But, no matter how “normal” I look to others, the fact is that I have a lot more mandatory work to do to live every day than the average human being. For example, I can’t just skip a meal when I’m not hungry. I have to either alter my insulin or make adjustments so my body doesn’t get mad at me (yes, sometimes I think of my physical self as a separate entity with its own agenda, especially when I have blood drawn and my veins run away, like they’re playing hide and seek). This might not matter most days, but when it does, it REALLY does.

How do you explain to a boss that no, you don’t have a fever, and yes, you are probably functional enough to work from home, but you can’t come into work today because you have to deal with the side effects of your condition? I do not like to be around people if I just can’t get my blood sugar down. It’s a very vulnerable place to be. I feel like crap and I am scared because I can’t figure out what’s going on. Also, I like the people I work with, but not enough to let them into that particular corner of my life. If nothing else, it would totally undermine their view of me as a competent co-worker.

Or how do you handle the looks you get if you park in a handicapped parking space, but you don’t look handicapped? The world has a lot of righteous judgment for people they’ve never met.

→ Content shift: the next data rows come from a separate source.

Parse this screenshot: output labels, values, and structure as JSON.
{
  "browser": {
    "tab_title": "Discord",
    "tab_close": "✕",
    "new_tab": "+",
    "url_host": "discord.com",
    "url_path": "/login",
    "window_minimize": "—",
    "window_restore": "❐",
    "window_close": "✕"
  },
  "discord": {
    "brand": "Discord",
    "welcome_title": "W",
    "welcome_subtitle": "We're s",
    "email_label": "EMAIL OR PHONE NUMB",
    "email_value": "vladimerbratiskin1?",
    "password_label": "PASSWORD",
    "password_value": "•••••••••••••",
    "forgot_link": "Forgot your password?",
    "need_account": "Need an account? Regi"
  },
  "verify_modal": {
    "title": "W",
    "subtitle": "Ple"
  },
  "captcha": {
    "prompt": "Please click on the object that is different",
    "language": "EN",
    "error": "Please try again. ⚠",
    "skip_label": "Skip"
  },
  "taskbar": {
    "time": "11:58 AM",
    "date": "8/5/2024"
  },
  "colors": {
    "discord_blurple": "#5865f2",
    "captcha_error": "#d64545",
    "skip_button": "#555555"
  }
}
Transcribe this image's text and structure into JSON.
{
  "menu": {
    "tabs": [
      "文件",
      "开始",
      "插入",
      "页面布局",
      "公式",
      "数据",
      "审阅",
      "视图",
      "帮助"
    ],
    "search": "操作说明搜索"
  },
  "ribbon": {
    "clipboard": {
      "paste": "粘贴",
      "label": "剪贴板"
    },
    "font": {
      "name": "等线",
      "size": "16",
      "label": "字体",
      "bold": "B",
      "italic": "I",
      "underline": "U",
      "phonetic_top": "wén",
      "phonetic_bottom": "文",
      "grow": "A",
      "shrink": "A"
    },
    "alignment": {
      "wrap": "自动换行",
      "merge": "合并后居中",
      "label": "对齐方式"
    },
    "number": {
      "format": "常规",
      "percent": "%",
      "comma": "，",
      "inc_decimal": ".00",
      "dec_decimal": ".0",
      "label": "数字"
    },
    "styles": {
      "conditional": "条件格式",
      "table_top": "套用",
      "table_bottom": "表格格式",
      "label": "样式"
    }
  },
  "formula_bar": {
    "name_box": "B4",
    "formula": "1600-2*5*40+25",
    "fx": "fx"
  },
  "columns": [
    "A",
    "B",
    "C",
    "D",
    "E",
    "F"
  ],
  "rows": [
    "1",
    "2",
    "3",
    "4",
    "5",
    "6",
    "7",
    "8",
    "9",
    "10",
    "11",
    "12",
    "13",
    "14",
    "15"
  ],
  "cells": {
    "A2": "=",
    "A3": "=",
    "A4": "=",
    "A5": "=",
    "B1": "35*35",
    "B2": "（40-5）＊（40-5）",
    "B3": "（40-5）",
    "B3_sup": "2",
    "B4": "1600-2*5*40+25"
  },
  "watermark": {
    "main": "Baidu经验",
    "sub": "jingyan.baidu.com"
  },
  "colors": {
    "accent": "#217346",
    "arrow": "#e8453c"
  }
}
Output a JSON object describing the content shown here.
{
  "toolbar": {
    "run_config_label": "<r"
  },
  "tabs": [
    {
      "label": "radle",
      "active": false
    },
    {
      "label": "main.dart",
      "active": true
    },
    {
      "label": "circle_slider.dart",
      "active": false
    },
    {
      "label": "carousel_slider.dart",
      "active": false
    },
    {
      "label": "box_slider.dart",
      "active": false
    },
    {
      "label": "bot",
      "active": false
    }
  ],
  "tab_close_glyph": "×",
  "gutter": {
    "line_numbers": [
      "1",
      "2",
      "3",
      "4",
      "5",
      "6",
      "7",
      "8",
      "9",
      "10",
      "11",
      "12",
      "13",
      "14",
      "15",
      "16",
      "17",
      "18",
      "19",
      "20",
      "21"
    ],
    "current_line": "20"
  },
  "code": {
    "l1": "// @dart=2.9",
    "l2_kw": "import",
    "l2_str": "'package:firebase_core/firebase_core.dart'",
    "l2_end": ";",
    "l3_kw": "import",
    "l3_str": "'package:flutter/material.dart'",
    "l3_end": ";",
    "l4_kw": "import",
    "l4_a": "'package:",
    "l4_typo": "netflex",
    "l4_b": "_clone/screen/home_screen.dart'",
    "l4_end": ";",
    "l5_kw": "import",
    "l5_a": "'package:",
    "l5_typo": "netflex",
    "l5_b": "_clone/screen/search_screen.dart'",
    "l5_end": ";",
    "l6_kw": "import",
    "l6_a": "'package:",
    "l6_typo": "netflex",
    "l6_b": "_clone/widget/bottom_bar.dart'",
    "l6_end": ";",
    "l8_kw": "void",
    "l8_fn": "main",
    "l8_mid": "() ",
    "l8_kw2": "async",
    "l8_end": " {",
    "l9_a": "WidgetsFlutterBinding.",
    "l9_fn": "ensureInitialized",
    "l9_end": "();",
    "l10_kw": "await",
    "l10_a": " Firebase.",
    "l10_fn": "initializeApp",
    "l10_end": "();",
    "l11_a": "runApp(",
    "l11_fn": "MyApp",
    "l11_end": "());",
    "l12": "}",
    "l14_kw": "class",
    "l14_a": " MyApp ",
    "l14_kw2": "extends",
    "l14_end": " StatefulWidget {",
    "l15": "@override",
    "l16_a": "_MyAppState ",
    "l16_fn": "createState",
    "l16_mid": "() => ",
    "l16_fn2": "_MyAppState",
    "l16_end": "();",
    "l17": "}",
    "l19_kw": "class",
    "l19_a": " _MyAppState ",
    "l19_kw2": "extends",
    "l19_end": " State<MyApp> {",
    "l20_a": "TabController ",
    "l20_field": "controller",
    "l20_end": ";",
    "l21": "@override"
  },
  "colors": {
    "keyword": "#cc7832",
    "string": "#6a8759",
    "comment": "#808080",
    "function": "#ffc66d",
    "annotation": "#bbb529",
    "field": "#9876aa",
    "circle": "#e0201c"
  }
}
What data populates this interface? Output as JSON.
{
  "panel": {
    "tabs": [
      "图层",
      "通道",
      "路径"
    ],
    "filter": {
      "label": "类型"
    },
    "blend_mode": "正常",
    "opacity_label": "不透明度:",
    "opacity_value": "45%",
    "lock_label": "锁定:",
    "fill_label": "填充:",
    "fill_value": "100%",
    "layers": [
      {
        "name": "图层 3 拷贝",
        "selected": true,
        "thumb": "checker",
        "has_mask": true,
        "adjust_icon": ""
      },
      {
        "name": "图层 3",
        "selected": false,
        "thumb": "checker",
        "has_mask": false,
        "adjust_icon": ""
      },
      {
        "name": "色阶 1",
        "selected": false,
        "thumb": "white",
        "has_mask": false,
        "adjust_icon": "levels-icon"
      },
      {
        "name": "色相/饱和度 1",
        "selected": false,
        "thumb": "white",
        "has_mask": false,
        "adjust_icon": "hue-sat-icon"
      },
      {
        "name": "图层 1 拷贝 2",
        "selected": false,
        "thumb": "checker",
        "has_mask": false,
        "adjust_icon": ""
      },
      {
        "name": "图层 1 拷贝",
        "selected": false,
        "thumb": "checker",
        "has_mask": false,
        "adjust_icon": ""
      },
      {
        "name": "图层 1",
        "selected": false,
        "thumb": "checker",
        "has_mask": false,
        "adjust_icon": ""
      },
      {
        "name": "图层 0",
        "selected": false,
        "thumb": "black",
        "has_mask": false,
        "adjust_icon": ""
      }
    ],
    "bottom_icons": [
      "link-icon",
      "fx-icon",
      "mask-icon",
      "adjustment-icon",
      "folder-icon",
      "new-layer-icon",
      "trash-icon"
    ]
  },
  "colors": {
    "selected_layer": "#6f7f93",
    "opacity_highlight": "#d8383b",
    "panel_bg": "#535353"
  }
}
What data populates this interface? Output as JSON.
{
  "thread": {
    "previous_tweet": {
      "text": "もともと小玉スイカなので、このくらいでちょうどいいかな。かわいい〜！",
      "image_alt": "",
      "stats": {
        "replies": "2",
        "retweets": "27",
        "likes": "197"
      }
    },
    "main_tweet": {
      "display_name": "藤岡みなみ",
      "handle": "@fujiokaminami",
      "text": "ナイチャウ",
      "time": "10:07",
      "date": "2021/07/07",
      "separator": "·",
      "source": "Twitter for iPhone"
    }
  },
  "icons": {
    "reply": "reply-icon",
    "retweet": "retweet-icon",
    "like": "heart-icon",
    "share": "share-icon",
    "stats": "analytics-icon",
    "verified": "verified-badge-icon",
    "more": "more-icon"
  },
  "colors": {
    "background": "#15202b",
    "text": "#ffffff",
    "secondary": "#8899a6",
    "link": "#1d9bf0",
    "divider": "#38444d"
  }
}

Then there are the times, especially if you are seeing a provider who doesn’t know you well, when you feel like you have to justify the reason for your visit. I remember going to see my GP—who does know me well—for a sore throat that had lasted upwards of three weeks before I went to see him. I’d been checking my temperature and it didn’t seem like I had much of one, especially since I tend to run about a point lower than average, so 98.6 is actually high, more like 99.6. When he checked my throat, I told him I wished I’d come earlier in the day because it didn’t hurt in the afternoons as much as it did in the mornings, and I assumed the inflammation would be more visible. He told me I didn’t have to justify myself, that he  believed that I had what I said I did. I think I almost cried, which is not something I do publicly. Ever.

I have always coped by leading with my chin—thick skin, don’t care what others think, defensiveness as an end in itself. This is not a position I would recommend. It can be very isolating. To give you an idea, the people who are closest to me aren’t there because I invited them in; they are there because they thought I was worth the effort of pushing past that rough exterior. They have stuck with me through a lot, and I will never be able to express how grateful I am for their friendship.

I think... I think that the healthiest way to cope is to accept that everyone has their own version of normal. You can share as much or as little as you are comfortable with. But without your health, you have nothing. Don’t push yourself so hard that it affects your condition. Accept help from the people who love you. Teach them how. They are your safety net. And know that there are going to be days when you have to put yourself first. This is not something to be ashamed of, it just is.

How did Henry David Thoreau put it? “I went to the woods because I wished to live deliberately, to front only the essential facts of life, and see if I could not learn what it had to teach, and not, when I came to die, discover that I had not lived. I did not wish to live what was not life, living is so dear; nor did I wish to practise resignation, unless it was quite necessary. I wanted to live deep and suck out all the marrow of life, to live so sturdily and Spartan-like as to put to rout all that was not life, to cut a broad swath and shave close, to drive life into a corner, and reduce it to its lowest terms...”[1]

 It’s hard to hear, but our lives are limited. Do what you need to do to get as much as you can out of what you have.